What is needed >>
Show every line in the entries below where the word "description" appears.

Listed records >>
—————

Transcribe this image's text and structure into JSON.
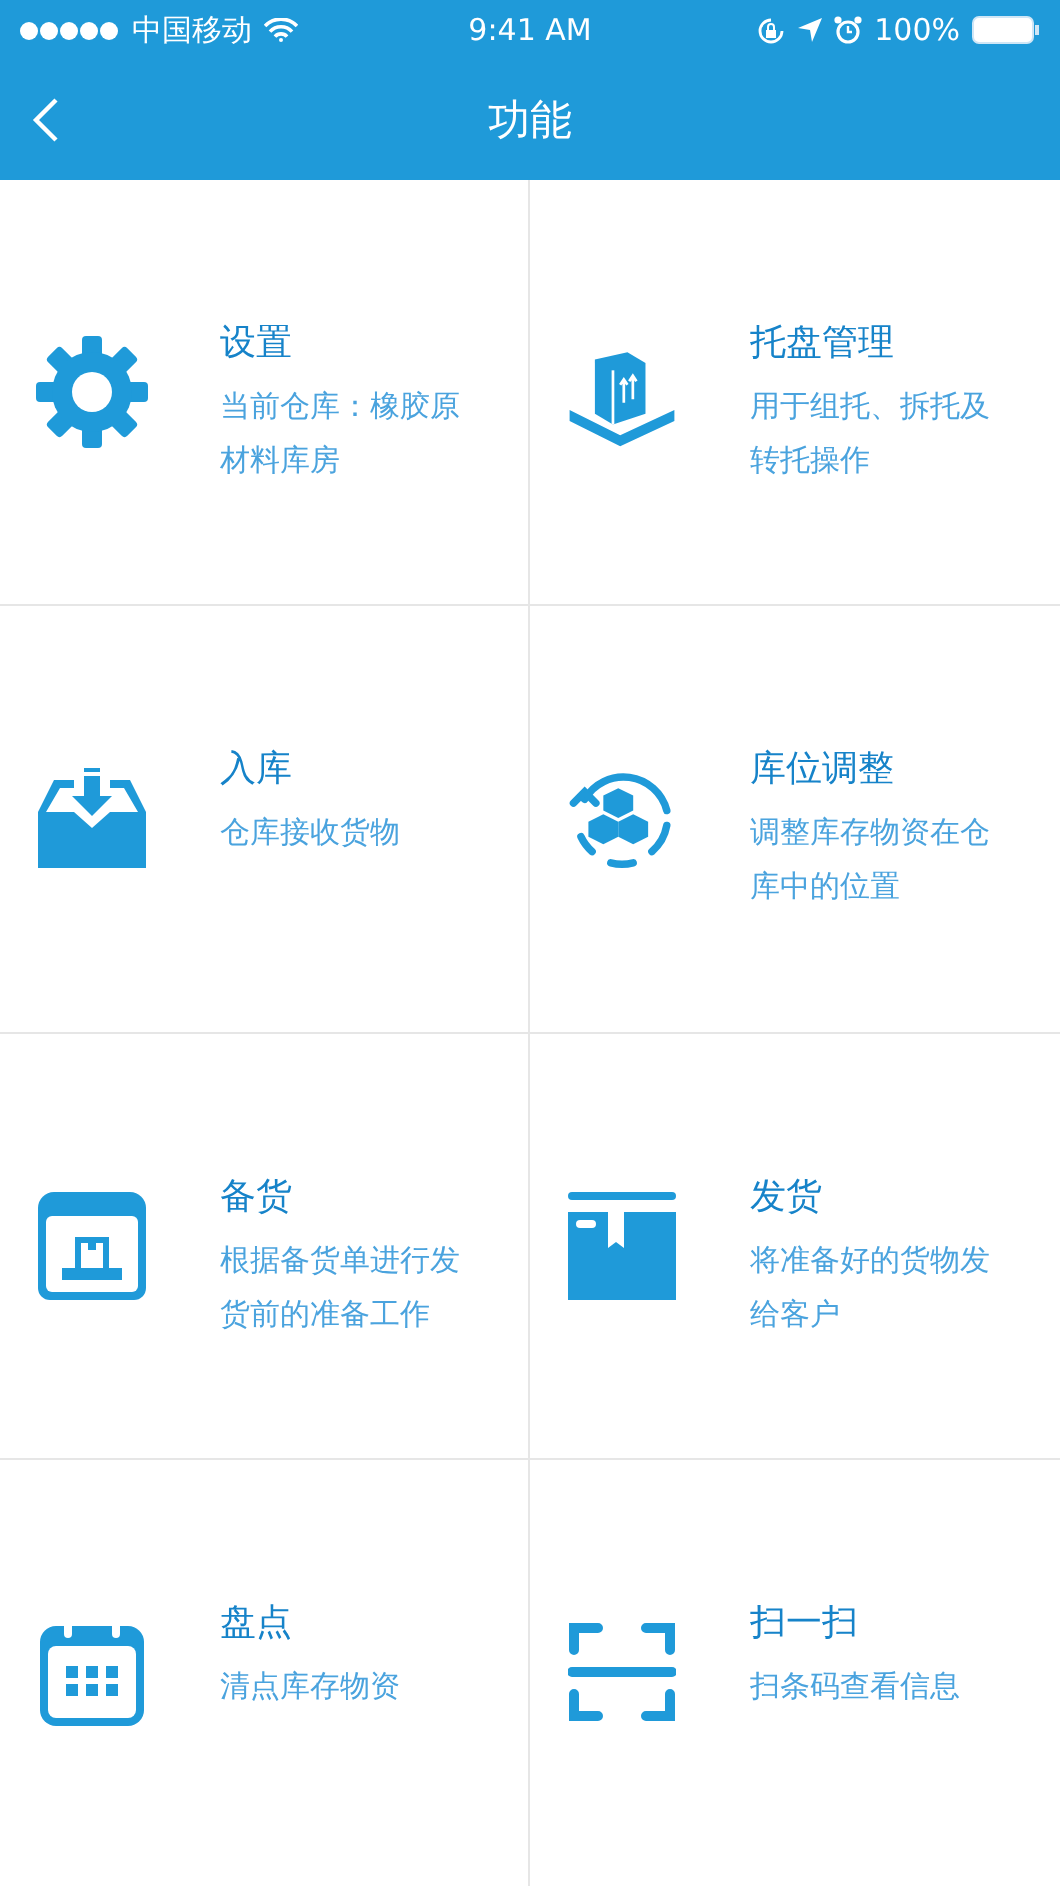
{
  "status_bar": {
    "carrier": "中国移动",
    "time": "9:41 AM",
    "battery": "100%"
  },
  "nav_bar": {
    "title": "功能"
  },
  "functions": [
    {
      "title": "设置",
      "description": "当前仓库：橡胶原材料库房"
    },
    {
      "title": "托盘管理",
      "description": "用于组托、拆托及转托操作"
    },
    {
      "title": "入库",
      "description": "仓库接收货物"
    },
    {
      "title": "库位调整",
      "description": "调整库存物资在仓库中的位置"
    },
    {
      "title": "备货",
      "description": "根据备货单进行发货前的准备工作"
    },
    {
      "title": "发货",
      "description": "将准备好的货物发给客户"
    },
    {
      "title": "盘点",
      "description": "清点库存物资"
    },
    {
      "title": "扫一扫",
      "description": "扫条码查看信息"
    }
  ]
}
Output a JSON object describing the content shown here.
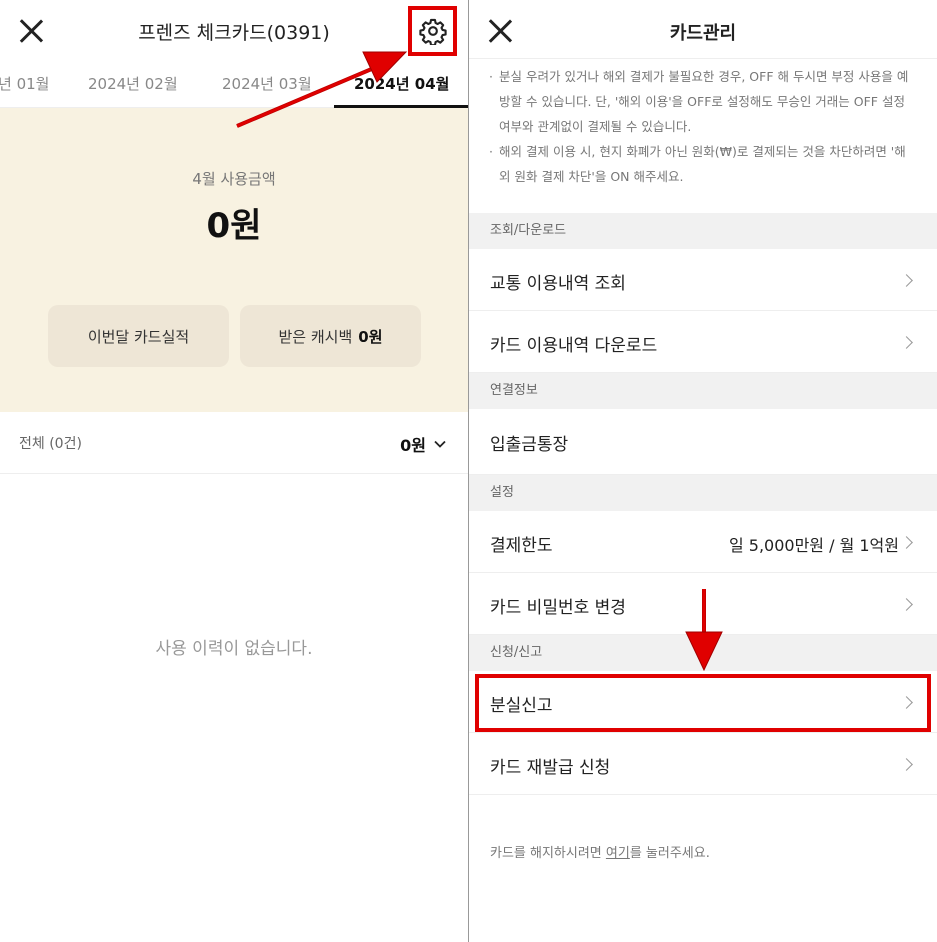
{
  "left": {
    "title": "프렌즈 체크카드(0391)",
    "months": [
      "년 01월",
      "2024년 02월",
      "2024년 03월",
      "2024년 04월"
    ],
    "summary": {
      "label": "4월 사용금액",
      "amount": "0원",
      "btn_performance": "이번달 카드실적",
      "btn_cashback_label": "받은 캐시백",
      "btn_cashback_value": "0원"
    },
    "filter": {
      "label": "전체 (0건)",
      "total": "0원"
    },
    "empty_text": "사용 이력이 없습니다."
  },
  "right": {
    "title": "카드관리",
    "notice": [
      "분실 우려가 있거나 해외 결제가 불필요한 경우, OFF 해 두시면 부정 사용을 예방할 수 있습니다. 단, '해외 이용'을 OFF로 설정해도 무승인 거래는 OFF 설정 여부와 관계없이 결제될 수 있습니다.",
      "해외 결제 이용 시, 현지 화폐가 아닌 원화(₩)로 결제되는 것을 차단하려면 '해외 원화 결제 차단'을 ON 해주세요."
    ],
    "sections": {
      "inquiry": "조회/다운로드",
      "linked": "연결정보",
      "settings": "설정",
      "request": "신청/신고"
    },
    "rows": {
      "transit": "교통 이용내역 조회",
      "download": "카드 이용내역 다운로드",
      "account": "입출금통장",
      "limit": "결제한도",
      "limit_value": "일 5,000만원 / 월 1억원",
      "pin": "카드 비밀번호 변경",
      "lost": "분실신고",
      "reissue": "카드 재발급 신청"
    },
    "footer": {
      "prefix": "카드를 해지하시려면 ",
      "link": "여기",
      "suffix": "를 눌러주세요."
    }
  },
  "colors": {
    "annotation_red": "#e00000",
    "summary_bg": "#f8f2e1",
    "section_bg": "#f1f1f1"
  }
}
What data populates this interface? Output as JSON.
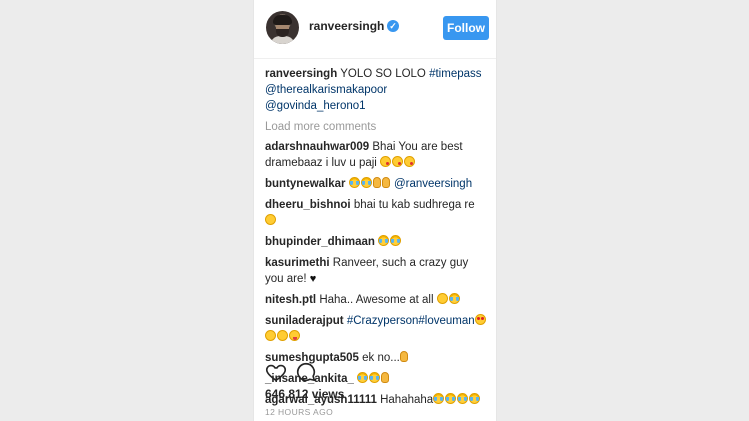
{
  "post": {
    "username": "ranveersingh",
    "follow_label": "Follow",
    "caption": {
      "user": "ranveersingh",
      "text": "YOLO SO LOLO",
      "hashtag": "#timepass",
      "mention1": "@therealkarismakapoor",
      "mention2": "@govinda_herono1"
    },
    "load_more": "Load more comments",
    "comments": [
      {
        "user": "adarshnauhwar009",
        "text": "Bhai You are best dramebaaz i luv u paji"
      },
      {
        "user": "buntynewalkar",
        "mention": "@ranveersingh"
      },
      {
        "user": "dheeru_bishnoi",
        "text": "bhai tu kab sudhrega re"
      },
      {
        "user": "bhupinder_dhimaan",
        "text": ""
      },
      {
        "user": "kasurimethi",
        "text": "Ranveer, such a crazy guy you are!"
      },
      {
        "user": "nitesh.ptl",
        "text": "Haha.. Awesome at all"
      },
      {
        "user": "suniladerajput",
        "hashtags": "#Crazyperson#loveuman"
      },
      {
        "user": "sumeshgupta505",
        "text": "ek no..."
      },
      {
        "user": "_insane_ankita_",
        "text": ""
      },
      {
        "user": "agarwal_ayush11111",
        "text": "Hahahaha"
      }
    ],
    "views": "646,812 views",
    "time": "12 HOURS AGO"
  },
  "colors": {
    "accent": "#3897f0",
    "link": "#003569",
    "muted": "#999999",
    "text": "#262626"
  }
}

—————

Answer for this exercise >>
      "description": "当前仓库：橡胶原材料库房"
      "description": "用于组托、拆托及转托操作"
      "description": "仓库接收货物"
      "description": "调整库存物资在仓库中的位置"
      "description": "根据备货单进行发货前的准备工作"
      "description": "将准备好的货物发给客户"
      "description": "清点库存物资"
      "description": "扫条码查看信息"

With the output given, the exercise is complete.